§ Directions for this task: Every record below needs to be retyped exactly as it appears.

⁂

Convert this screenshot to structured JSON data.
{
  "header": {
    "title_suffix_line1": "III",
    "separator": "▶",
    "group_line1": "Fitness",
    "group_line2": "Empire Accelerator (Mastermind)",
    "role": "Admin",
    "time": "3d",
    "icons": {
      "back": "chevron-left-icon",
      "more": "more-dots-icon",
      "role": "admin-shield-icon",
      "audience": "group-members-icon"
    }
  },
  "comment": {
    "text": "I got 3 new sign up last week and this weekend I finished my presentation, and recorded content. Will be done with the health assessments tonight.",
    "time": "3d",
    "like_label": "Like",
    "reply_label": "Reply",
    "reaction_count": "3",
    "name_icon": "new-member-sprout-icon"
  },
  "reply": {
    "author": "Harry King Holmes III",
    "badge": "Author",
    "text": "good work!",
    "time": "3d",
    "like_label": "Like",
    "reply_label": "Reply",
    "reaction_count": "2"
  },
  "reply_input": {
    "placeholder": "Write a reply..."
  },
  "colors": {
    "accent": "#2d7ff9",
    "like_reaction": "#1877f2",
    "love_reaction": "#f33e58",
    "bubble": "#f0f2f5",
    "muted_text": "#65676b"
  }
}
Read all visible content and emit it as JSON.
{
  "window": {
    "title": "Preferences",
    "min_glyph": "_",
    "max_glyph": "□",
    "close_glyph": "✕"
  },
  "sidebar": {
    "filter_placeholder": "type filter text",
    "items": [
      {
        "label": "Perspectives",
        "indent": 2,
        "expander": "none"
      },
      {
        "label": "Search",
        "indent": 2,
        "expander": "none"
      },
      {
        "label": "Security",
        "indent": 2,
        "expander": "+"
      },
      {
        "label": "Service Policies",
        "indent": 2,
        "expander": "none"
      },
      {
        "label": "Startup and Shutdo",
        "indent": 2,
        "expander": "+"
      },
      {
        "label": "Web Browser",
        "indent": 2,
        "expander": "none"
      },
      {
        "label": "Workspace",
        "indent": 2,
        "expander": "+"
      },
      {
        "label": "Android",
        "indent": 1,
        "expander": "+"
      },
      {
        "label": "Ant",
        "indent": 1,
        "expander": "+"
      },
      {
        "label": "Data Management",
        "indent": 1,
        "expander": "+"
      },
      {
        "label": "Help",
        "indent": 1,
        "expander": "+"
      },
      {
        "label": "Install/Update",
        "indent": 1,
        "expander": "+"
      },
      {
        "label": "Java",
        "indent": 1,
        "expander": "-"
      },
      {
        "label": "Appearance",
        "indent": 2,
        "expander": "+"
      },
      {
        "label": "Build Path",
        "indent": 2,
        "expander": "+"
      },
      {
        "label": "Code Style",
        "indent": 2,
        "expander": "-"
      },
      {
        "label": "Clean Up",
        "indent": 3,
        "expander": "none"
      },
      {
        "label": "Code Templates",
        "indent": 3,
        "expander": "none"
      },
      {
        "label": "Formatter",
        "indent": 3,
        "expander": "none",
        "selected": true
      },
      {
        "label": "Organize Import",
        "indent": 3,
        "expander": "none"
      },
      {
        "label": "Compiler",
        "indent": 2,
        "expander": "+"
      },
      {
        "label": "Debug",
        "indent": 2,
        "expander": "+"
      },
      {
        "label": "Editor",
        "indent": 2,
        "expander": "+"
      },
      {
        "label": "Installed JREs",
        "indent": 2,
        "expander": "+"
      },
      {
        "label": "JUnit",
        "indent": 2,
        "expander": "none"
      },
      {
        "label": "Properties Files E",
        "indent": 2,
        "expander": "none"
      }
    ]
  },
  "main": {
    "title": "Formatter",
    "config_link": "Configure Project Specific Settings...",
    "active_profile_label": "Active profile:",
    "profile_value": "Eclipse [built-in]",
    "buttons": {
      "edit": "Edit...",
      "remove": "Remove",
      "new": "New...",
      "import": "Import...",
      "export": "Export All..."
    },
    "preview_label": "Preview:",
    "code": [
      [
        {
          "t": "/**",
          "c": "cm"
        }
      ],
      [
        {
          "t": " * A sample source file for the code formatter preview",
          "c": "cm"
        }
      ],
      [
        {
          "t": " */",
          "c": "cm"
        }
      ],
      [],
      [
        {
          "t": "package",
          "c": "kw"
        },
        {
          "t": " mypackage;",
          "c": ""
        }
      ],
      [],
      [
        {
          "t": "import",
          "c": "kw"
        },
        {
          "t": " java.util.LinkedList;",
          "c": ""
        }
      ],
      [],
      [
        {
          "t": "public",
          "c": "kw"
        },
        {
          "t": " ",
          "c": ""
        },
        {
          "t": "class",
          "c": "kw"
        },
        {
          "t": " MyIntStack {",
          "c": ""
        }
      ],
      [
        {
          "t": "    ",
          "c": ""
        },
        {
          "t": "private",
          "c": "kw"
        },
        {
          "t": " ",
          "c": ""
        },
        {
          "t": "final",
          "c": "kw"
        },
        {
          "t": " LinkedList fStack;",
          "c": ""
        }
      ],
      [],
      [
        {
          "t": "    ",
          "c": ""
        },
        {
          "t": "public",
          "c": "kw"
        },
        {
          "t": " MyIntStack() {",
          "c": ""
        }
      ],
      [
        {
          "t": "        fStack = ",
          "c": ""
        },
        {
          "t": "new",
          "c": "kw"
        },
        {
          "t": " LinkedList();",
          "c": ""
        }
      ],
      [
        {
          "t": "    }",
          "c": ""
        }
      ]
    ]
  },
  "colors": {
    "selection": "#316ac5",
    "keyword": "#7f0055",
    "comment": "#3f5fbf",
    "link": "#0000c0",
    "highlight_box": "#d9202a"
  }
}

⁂

§ Response to the exercise:
Convert this screenshot to structured JSON data.
{
  "header": {
    "title_suffix_line1": "III",
    "separator": "▶",
    "group_line1": "Fitness",
    "group_line2": "Empire Accelerator (Mastermind)",
    "role": "Admin",
    "time": "3d",
    "icons": {
      "back": "chevron-left-icon",
      "more": "more-dots-icon",
      "role": "admin-shield-icon",
      "audience": "group-members-icon"
    }
  },
  "comment": {
    "text": "I got 3 new sign up last week and this weekend I finished my presentation, and recorded content. Will be done with the health assessments tonight.",
    "time": "3d",
    "like_label": "Like",
    "reply_label": "Reply",
    "reaction_count": "3",
    "name_icon": "new-member-sprout-icon"
  },
  "reply": {
    "author": "Harry King Holmes III",
    "badge": "Author",
    "text": "good work!",
    "time": "3d",
    "like_label": "Like",
    "reply_label": "Reply",
    "reaction_count": "2"
  },
  "reply_input": {
    "placeholder": "Write a reply..."
  },
  "colors": {
    "accent": "#2d7ff9",
    "like_reaction": "#1877f2",
    "love_reaction": "#f33e58",
    "bubble": "#f0f2f5",
    "muted_text": "#65676b"
  }
}
Read all visible content and emit it as JSON.
{
  "window": {
    "title": "Preferences",
    "min_glyph": "_",
    "max_glyph": "□",
    "close_glyph": "✕"
  },
  "sidebar": {
    "filter_placeholder": "type filter text",
    "items": [
      {
        "label": "Perspectives",
        "indent": 2,
        "expander": "none"
      },
      {
        "label": "Search",
        "indent": 2,
        "expander": "none"
      },
      {
        "label": "Security",
        "indent": 2,
        "expander": "+"
      },
      {
        "label": "Service Policies",
        "indent": 2,
        "expander": "none"
      },
      {
        "label": "Startup and Shutdo",
        "indent": 2,
        "expander": "+"
      },
      {
        "label": "Web Browser",
        "indent": 2,
        "expander": "none"
      },
      {
        "label": "Workspace",
        "indent": 2,
        "expander": "+"
      },
      {
        "label": "Android",
        "indent": 1,
        "expander": "+"
      },
      {
        "label": "Ant",
        "indent": 1,
        "expander": "+"
      },
      {
        "label": "Data Management",
        "indent": 1,
        "expander": "+"
      },
      {
        "label": "Help",
        "indent": 1,
        "expander": "+"
      },
      {
        "label": "Install/Update",
        "indent": 1,
        "expander": "+"
      },
      {
        "label": "Java",
        "indent": 1,
        "expander": "-"
      },
      {
        "label": "Appearance",
        "indent": 2,
        "expander": "+"
      },
      {
        "label": "Build Path",
        "indent": 2,
        "expander": "+"
      },
      {
        "label": "Code Style",
        "indent": 2,
        "expander": "-"
      },
      {
        "label": "Clean Up",
        "indent": 3,
        "expander": "none"
      },
      {
        "label": "Code Templates",
        "indent": 3,
        "expander": "none"
      },
      {
        "label": "Formatter",
        "indent": 3,
        "expander": "none",
        "selected": true
      },
      {
        "label": "Organize Import",
        "indent": 3,
        "expander": "none"
      },
      {
        "label": "Compiler",
        "indent": 2,
        "expander": "+"
      },
      {
        "label": "Debug",
        "indent": 2,
        "expander": "+"
      },
      {
        "label": "Editor",
        "indent": 2,
        "expander": "+"
      },
      {
        "label": "Installed JREs",
        "indent": 2,
        "expander": "+"
      },
      {
        "label": "JUnit",
        "indent": 2,
        "expander": "none"
      },
      {
        "label": "Properties Files E",
        "indent": 2,
        "expander": "none"
      }
    ]
  },
  "main": {
    "title": "Formatter",
    "config_link": "Configure Project Specific Settings...",
    "active_profile_label": "Active profile:",
    "profile_value": "Eclipse [built-in]",
    "buttons": {
      "edit": "Edit...",
      "remove": "Remove",
      "new": "New...",
      "import": "Import...",
      "export": "Export All..."
    },
    "preview_label": "Preview:",
    "code": [
      [
        {
          "t": "/**",
          "c": "cm"
        }
      ],
      [
        {
          "t": " * A sample source file for the code formatter preview",
          "c": "cm"
        }
      ],
      [
        {
          "t": " */",
          "c": "cm"
        }
      ],
      [],
      [
        {
          "t": "package",
          "c": "kw"
        },
        {
          "t": " mypackage;",
          "c": ""
        }
      ],
      [],
      [
        {
          "t": "import",
          "c": "kw"
        },
        {
          "t": " java.util.LinkedList;",
          "c": ""
        }
      ],
      [],
      [
        {
          "t": "public",
          "c": "kw"
        },
        {
          "t": " ",
          "c": ""
        },
        {
          "t": "class",
          "c": "kw"
        },
        {
          "t": " MyIntStack {",
          "c": ""
        }
      ],
      [
        {
          "t": "    ",
          "c": ""
        },
        {
          "t": "private",
          "c": "kw"
        },
        {
          "t": " ",
          "c": ""
        },
        {
          "t": "final",
          "c": "kw"
        },
        {
          "t": " LinkedList fStack;",
          "c": ""
        }
      ],
      [],
      [
        {
          "t": "    ",
          "c": ""
        },
        {
          "t": "public",
          "c": "kw"
        },
        {
          "t": " MyIntStack() {",
          "c": ""
        }
      ],
      [
        {
          "t": "        fStack = ",
          "c": ""
        },
        {
          "t": "new",
          "c": "kw"
        },
        {
          "t": " LinkedList();",
          "c": ""
        }
      ],
      [
        {
          "t": "    }",
          "c": ""
        }
      ]
    ]
  },
  "colors": {
    "selection": "#316ac5",
    "keyword": "#7f0055",
    "comment": "#3f5fbf",
    "link": "#0000c0",
    "highlight_box": "#d9202a"
  }
}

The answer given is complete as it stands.